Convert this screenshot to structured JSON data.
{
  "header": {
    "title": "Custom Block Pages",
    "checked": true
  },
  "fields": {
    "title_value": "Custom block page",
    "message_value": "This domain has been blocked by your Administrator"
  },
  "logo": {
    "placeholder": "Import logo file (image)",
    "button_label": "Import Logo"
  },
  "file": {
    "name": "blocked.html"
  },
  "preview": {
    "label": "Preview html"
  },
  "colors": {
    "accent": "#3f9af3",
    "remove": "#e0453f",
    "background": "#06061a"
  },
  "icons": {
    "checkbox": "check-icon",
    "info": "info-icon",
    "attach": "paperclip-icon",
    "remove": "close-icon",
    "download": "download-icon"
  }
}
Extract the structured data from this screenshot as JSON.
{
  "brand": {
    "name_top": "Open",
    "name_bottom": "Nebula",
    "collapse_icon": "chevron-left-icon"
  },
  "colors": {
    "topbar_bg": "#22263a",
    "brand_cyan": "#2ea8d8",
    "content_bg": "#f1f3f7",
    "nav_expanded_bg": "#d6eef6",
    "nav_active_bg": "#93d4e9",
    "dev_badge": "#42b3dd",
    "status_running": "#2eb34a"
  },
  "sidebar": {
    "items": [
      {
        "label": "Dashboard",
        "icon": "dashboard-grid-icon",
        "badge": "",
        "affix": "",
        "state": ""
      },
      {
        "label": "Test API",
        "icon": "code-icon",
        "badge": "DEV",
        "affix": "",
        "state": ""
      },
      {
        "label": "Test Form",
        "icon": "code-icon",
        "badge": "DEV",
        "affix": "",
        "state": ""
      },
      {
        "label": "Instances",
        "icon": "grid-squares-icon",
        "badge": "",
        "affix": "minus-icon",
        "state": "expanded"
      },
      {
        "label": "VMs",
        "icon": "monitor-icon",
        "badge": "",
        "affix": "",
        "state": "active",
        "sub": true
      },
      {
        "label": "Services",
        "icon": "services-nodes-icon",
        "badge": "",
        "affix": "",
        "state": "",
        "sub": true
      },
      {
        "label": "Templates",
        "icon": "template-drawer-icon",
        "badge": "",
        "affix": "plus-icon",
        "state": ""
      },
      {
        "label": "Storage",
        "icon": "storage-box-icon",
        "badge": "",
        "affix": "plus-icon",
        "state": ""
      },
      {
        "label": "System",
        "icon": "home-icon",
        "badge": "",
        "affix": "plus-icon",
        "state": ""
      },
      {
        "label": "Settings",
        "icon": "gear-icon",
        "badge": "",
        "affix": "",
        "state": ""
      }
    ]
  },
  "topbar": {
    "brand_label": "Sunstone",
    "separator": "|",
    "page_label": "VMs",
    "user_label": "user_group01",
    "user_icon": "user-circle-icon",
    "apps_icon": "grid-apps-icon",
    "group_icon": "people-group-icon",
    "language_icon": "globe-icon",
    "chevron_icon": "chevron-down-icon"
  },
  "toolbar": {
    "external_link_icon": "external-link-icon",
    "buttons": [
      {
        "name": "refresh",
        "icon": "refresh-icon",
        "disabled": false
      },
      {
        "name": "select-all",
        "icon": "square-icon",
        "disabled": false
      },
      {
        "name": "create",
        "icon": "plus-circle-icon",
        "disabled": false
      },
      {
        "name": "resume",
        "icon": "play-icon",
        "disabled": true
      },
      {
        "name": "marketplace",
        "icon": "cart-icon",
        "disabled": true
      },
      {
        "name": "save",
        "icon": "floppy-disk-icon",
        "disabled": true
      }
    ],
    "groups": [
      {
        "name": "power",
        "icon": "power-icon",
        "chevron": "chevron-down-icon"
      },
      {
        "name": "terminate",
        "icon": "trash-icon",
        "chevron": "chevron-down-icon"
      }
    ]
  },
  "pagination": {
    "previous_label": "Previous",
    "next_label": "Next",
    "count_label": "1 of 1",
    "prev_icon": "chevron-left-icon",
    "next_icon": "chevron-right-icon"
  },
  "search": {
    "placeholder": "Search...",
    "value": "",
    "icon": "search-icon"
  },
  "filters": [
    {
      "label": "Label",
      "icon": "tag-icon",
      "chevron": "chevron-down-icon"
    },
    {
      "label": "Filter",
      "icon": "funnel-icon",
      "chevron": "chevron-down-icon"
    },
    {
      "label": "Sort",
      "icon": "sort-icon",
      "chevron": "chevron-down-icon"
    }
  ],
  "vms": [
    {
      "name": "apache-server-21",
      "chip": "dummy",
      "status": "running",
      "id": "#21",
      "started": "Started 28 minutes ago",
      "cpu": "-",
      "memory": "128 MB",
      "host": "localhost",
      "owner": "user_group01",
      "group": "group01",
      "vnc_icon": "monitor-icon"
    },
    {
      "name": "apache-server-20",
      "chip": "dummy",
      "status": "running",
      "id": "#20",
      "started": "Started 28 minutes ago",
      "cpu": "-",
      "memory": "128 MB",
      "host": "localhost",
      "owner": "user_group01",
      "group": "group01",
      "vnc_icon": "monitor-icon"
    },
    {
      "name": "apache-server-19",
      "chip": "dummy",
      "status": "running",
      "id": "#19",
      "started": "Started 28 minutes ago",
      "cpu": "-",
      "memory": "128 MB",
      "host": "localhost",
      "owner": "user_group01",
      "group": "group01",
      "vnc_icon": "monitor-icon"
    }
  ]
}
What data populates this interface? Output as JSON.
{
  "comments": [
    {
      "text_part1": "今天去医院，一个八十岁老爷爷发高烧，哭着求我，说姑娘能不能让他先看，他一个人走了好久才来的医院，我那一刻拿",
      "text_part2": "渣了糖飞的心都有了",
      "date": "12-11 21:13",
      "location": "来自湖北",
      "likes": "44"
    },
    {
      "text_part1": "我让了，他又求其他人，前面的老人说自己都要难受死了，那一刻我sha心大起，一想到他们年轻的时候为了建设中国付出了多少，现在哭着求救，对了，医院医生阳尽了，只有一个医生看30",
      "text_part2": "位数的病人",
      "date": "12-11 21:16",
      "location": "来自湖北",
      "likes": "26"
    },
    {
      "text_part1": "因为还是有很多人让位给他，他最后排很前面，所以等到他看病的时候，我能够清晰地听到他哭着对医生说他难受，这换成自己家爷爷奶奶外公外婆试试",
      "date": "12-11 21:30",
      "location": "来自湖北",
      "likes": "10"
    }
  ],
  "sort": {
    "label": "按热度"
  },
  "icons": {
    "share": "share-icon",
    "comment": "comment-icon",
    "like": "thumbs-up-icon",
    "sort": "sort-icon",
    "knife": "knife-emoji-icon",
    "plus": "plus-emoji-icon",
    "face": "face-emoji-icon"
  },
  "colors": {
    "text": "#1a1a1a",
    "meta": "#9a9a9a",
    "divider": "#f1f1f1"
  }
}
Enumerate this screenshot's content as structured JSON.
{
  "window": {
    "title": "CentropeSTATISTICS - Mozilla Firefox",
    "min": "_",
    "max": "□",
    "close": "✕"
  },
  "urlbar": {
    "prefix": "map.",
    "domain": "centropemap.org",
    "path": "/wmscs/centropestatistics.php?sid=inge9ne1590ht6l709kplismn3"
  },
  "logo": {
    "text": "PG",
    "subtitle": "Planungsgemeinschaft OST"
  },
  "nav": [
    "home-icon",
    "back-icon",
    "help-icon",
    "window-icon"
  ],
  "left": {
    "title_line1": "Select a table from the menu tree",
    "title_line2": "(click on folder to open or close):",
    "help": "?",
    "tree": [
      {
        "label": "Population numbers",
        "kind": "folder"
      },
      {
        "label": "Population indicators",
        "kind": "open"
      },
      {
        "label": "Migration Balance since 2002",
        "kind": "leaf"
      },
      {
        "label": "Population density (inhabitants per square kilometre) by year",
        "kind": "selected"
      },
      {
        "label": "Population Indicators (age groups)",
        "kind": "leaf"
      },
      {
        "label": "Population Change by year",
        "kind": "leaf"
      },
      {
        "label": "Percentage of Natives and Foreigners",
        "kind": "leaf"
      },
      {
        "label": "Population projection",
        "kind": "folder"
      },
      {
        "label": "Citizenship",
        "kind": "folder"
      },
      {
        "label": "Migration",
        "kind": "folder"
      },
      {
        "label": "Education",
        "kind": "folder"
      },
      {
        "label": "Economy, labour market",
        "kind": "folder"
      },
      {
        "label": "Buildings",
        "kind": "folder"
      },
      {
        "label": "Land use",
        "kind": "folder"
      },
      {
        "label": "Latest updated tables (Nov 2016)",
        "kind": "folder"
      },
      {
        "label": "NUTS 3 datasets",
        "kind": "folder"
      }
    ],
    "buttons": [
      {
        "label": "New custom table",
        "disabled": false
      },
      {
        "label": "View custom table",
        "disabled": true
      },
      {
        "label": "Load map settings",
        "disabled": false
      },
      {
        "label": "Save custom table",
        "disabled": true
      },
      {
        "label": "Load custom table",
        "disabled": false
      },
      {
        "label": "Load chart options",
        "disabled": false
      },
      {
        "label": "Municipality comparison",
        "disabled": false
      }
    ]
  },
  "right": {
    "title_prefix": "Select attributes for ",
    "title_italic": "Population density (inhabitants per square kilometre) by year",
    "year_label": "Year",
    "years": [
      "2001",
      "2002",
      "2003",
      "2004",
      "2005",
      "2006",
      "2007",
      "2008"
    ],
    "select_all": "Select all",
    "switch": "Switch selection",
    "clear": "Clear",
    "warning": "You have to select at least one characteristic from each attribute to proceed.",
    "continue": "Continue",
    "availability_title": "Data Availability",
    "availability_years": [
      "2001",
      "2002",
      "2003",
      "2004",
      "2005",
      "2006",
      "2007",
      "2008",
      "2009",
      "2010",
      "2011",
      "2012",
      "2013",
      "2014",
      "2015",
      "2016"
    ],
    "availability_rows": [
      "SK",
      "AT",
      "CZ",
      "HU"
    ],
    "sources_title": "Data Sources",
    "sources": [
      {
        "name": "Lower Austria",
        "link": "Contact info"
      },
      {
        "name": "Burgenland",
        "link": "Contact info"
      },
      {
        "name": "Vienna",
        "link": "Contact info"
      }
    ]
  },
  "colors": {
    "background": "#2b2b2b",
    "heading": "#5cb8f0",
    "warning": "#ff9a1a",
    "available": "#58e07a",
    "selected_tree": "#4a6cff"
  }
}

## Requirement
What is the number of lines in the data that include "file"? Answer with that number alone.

## Response
2